Marketing opportunities appear to be one of the key reasons businesses are so optimistic. 42% of those polled are

considering increasing spending on marketing and advertising this year, while 30% say they may increase spending on sales initiatives.

Read the rest of this entry

Report: Most Small Businesses Still Not Sold on Social Media

By Chris Crum – Wed, 04/21/2010 – 5:05pm.

Many Businesses Still Ignoring Social Networks

Citibank put out a new report indicating that most small businesses still are not leveraging the social media tools available to them, despite the “relentless buzz” around them.

Are you ignoring social media?
Tell us why.

According to the survey of 552 small business executives across the United States, in the last year 37% of small businesses haven’t used a Web site for marketing or expanding their business and 84% have not used ecommerce to sell their products or services. 62% aren’t using basic email for marketing their business.  Yet among those businesses that do have a Web site, 74% say their site has been effective at generating more business.

“Many small businesses today have yet to really harness the marketing and communication power that online tools can provide them,” says Raj Seshadri, the head of Small Business Banking at Citibank. “Our survey reveals a huge opportunity for many businesses to begin using some of the basic online tools, such as email marketing, to drive their sales.”
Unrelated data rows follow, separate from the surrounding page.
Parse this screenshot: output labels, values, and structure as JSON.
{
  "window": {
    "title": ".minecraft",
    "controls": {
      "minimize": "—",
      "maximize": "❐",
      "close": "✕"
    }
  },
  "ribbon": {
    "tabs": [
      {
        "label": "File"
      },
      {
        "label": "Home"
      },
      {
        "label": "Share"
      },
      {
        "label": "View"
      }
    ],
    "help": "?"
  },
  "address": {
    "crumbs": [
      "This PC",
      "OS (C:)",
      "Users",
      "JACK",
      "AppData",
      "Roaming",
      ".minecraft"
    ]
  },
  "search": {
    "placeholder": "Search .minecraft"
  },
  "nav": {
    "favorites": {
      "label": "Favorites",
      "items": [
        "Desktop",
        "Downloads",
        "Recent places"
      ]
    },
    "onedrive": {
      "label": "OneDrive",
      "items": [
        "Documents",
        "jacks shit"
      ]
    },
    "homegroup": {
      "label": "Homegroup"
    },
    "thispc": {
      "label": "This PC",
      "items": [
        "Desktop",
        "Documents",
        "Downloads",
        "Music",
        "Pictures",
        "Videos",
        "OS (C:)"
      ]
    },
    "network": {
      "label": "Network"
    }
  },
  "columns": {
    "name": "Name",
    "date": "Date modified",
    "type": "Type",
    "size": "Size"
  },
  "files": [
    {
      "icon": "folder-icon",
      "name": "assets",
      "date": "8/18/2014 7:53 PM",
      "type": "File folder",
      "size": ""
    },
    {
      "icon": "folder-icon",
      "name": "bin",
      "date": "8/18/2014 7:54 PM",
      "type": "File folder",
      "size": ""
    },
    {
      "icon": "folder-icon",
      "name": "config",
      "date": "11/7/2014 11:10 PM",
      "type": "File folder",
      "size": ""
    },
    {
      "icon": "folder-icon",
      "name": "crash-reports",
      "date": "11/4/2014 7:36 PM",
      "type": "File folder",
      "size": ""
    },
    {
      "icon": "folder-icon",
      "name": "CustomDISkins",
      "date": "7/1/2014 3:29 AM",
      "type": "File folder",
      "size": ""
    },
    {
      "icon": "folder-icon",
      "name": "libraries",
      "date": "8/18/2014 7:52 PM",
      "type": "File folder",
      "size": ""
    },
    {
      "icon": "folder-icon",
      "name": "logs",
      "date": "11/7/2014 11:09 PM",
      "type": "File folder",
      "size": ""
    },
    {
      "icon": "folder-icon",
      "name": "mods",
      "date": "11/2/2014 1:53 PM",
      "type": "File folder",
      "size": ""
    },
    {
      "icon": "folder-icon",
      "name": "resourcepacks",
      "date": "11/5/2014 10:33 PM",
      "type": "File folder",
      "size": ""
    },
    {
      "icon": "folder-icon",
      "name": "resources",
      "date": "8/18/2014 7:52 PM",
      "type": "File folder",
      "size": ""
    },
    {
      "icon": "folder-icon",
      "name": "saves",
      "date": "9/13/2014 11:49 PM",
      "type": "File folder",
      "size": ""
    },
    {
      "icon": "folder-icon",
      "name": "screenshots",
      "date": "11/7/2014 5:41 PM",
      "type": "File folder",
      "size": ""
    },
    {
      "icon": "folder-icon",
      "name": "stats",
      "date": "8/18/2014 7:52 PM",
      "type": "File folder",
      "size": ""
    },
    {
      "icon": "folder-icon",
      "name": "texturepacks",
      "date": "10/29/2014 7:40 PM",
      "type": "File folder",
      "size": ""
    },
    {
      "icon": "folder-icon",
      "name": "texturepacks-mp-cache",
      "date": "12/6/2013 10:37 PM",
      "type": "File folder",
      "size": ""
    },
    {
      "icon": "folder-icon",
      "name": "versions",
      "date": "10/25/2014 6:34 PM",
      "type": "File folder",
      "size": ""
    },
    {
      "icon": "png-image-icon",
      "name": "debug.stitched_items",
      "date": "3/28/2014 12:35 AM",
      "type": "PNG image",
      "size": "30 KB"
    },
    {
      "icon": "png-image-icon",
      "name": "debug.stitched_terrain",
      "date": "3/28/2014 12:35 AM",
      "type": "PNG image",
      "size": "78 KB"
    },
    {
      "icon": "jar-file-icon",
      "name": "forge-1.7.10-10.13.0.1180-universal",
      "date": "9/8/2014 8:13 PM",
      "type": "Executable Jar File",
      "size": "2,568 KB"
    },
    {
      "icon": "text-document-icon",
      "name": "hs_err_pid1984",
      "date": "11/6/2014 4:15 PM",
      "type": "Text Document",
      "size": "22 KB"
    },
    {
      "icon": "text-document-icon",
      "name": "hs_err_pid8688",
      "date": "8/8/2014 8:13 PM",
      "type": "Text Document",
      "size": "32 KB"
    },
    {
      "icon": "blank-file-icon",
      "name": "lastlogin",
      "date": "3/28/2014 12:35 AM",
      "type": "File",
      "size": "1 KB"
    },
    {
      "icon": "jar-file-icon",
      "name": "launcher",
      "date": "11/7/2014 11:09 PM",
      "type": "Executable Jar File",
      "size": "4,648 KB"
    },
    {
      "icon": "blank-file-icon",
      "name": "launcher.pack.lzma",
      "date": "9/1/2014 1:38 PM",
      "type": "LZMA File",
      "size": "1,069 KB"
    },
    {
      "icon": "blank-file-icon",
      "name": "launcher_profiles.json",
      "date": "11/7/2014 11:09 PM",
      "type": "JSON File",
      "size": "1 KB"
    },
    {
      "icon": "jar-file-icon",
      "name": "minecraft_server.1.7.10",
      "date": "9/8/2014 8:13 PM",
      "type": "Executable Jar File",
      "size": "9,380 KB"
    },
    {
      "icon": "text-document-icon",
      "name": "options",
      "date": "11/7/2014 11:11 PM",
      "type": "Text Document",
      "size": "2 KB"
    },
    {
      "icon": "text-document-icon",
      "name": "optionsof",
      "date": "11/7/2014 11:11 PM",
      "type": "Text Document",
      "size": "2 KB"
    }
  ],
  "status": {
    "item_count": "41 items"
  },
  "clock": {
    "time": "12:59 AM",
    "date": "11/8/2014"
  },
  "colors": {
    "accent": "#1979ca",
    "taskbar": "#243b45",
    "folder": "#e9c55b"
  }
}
65% of small businesses are not placing online ads to expand their business and 67% have not used search engine optimization, according to the survey.

Other Noteworthy findings include:

– 72 percent say they are likely to use a Web site for marketing or expanding their business in the next 12 months – up 14% from those who do today.

– 24 percent will likely use ecommerce to sell their products or services online over the next 12 months – up 50% from those who do today.

– 30 percent say they intend to use social networking sites such as Facebook, LinkedIn or Twitter for marketing or expanding their business – up 58% from those who do today.

“This survey shows that many small businesses have yet to add new tools to traditional marketing methods that they have found effective in the past,” said Seshadri. “This may be because the online world does not fit their business model or other factors such as inexperience with technology or lack of time to effectively enter these marketing channels.  It’s encouraging, however, to see that many intend to utilize more of these tools in the next 12 months.”

According to Citibank, there is a disconnect regarding the importance placed on word-of-mouth marketing by small businesses.  63% say word-of-mouth marketing is the most effective way to market their business and find new customers, but interestingly many don’t view social media as a word-of-mouth channel. 81% say they have not used social media sites such as Facebook, LinkedIn or Twitter.

Among those not using social media sites, 47% don’t think these networks have value to their business. 21% think they’re more for personal than business use, and 18% don’t know enough about how to use them.

Michael Stelzner, founder of SocialMediaExaminer.com released another interesting report this week, finding that 22% of marketers were just getting started with social media marketing and another 43% had only been doing it for a few months.